4. Not Everything Is Copyright Protected

Having just discussed that copyright protection isn’t always obvious, it should also be noted that some content isn’t copyright protected at all. For example, any works created by the federal government are in the public domain and are not bound by copyright law. Copyright protection doesn’t last forever, either. Typically, something will remain copyright protected so long as the original creator is alive and for 70 years after his or her death. This doesn’t mean much for contemporary content, but classic literature, art and other works are in the public domain with no restriction on educational use.

3. The Internet and Public Domain

The Internet and public domain are two different things. Just because someone has posted work to the Internet does not mean it’s in the public domain. Yes, it’s pretty easy to just cut and paste something off the web, but that doesn’t make it legal. If it’s not clearly marked as public domain, or if in doubt, contact the creator for permission.

2. Understand Fair Use

Now, after stressing respect for copyright law, let’s look at how a student can legally use protected content. Fair use is the doctrine allowing for the use of copyright protected material under certain conditions. These conditions include educational uses, satire, criticism and commentary. Keep in mind, though, that fair use only allows a student to use samples of a copyrighted work and not the whole thing.

1. Fair Use Has Limits

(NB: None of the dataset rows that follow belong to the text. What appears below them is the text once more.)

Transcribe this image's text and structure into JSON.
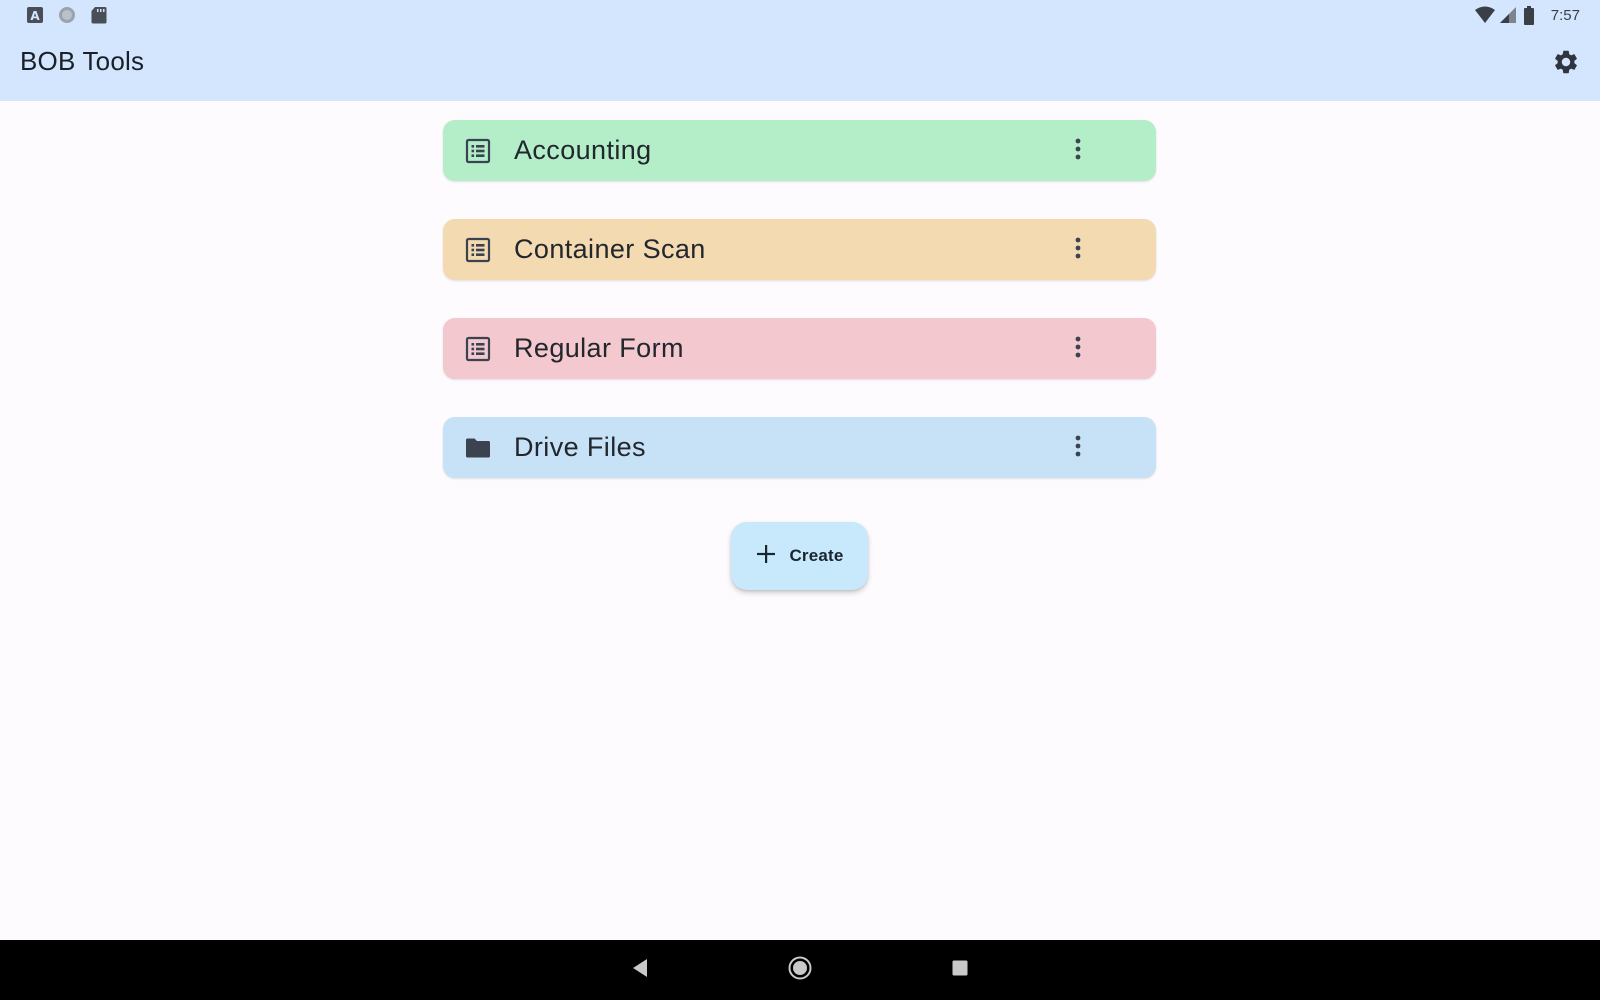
{
  "status_bar": {
    "time": "7:57",
    "left_icons": [
      "accessibility-a-icon",
      "circle-icon",
      "sd-card-icon"
    ],
    "right_icons": [
      "wifi-icon",
      "cell-signal-icon",
      "battery-icon"
    ]
  },
  "app_bar": {
    "title": "BOB Tools",
    "settings_icon": "gear-icon"
  },
  "items": [
    {
      "label": "Accounting",
      "icon": "list-icon",
      "color": "#b3eec9"
    },
    {
      "label": "Container Scan",
      "icon": "list-icon",
      "color": "#f3dab0"
    },
    {
      "label": "Regular Form",
      "icon": "list-icon",
      "color": "#f3c8cf"
    },
    {
      "label": "Drive Files",
      "icon": "folder-icon",
      "color": "#c7e2f6"
    }
  ],
  "fab": {
    "label": "Create",
    "icon": "plus-icon",
    "color": "#c7e9fb"
  },
  "nav_bar": {
    "buttons": [
      "back-icon",
      "home-icon",
      "recents-icon"
    ]
  },
  "colors": {
    "header": "#d3e6fd",
    "background": "#fefbff",
    "nav_bar": "#000000"
  }
}
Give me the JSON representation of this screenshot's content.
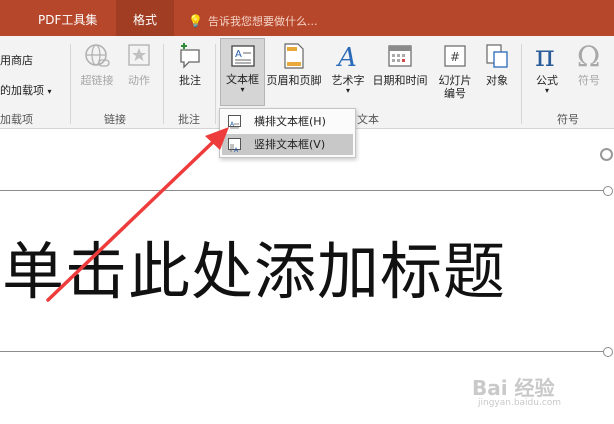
{
  "tabs": [
    {
      "label": "PDF工具集"
    },
    {
      "label": "格式"
    }
  ],
  "tell_me": "告诉我您想要做什么...",
  "ribbon": {
    "left_items": [
      "用商店",
      "的加载项"
    ],
    "addins_group": "加载项",
    "links": {
      "hyperlink": "超链接",
      "action": "动作",
      "group": "链接"
    },
    "comments": {
      "comment": "批注",
      "group": "批注"
    },
    "text": {
      "textbox": "文本框",
      "header_footer": "页眉和页脚",
      "wordart": "艺术字",
      "datetime": "日期和时间",
      "slide_num_line1": "幻灯片",
      "slide_num_line2": "编号",
      "object": "对象",
      "group": "文本"
    },
    "symbols": {
      "equation": "公式",
      "symbol": "符号",
      "group": "符号"
    }
  },
  "dropdown": {
    "items": [
      {
        "label": "横排文本框(H)"
      },
      {
        "label": "竖排文本框(V)"
      }
    ]
  },
  "slide": {
    "title_placeholder": "单击此处添加标题"
  },
  "watermark": {
    "logo": "Bai 经验",
    "url": "jingyan.baidu.com"
  },
  "colors": {
    "accent": "#b7472a",
    "arrow": "#ee3b3b"
  }
}
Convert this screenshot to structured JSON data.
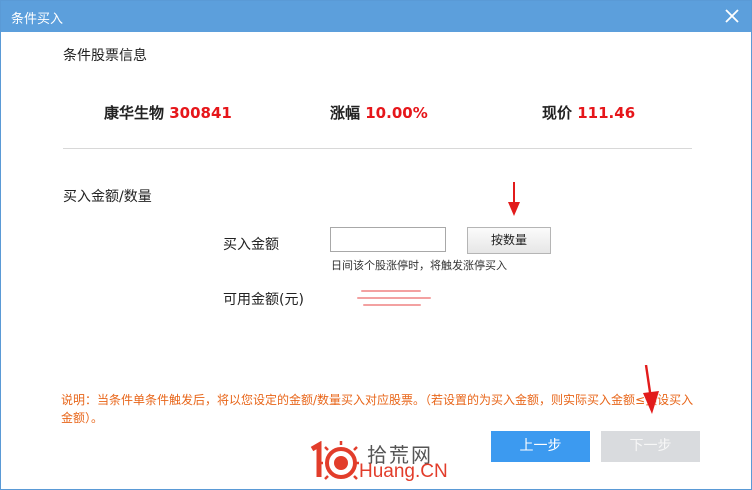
{
  "window": {
    "title": "条件买入"
  },
  "stock_info": {
    "section_title": "条件股票信息",
    "name": "康华生物",
    "code": "300841",
    "change_label": "涨幅",
    "change_value": "10.00%",
    "price_label": "现价",
    "price_value": "111.46"
  },
  "amount_section": {
    "section_title": "买入金额/数量",
    "amount_label": "买入金额",
    "amount_value": "",
    "by_quantity_button": "按数量",
    "hint": "日间该个股涨停时，将触发涨停买入",
    "available_label": "可用金额(元)"
  },
  "note": "说明：当条件单条件触发后，将以您设定的金额/数量买入对应股票。（若设置的为买入金额，则实际买入金额≤预设买入金额）。",
  "buttons": {
    "prev": "上一步",
    "next": "下一步"
  },
  "watermark": {
    "cn": "拾荒网",
    "en": "Huang.CN"
  },
  "colors": {
    "accent": "#3c9af0",
    "titlebar": "#5c9fdc",
    "price_red": "#e6161a",
    "note_orange": "#e8661a"
  }
}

At some point, if enough of something is sampled, it isn’t really sampling anymore and just becomes outright intellectual theft. Where is the line drawn for fair use? Well, it depends on what is being sampled. Around 250 words is typical for most written works. Sampling of visual arts should not exceed 10 percent of the total work. Up to three minutes of video is allowed and no more than 30 seconds of a musical piece or song.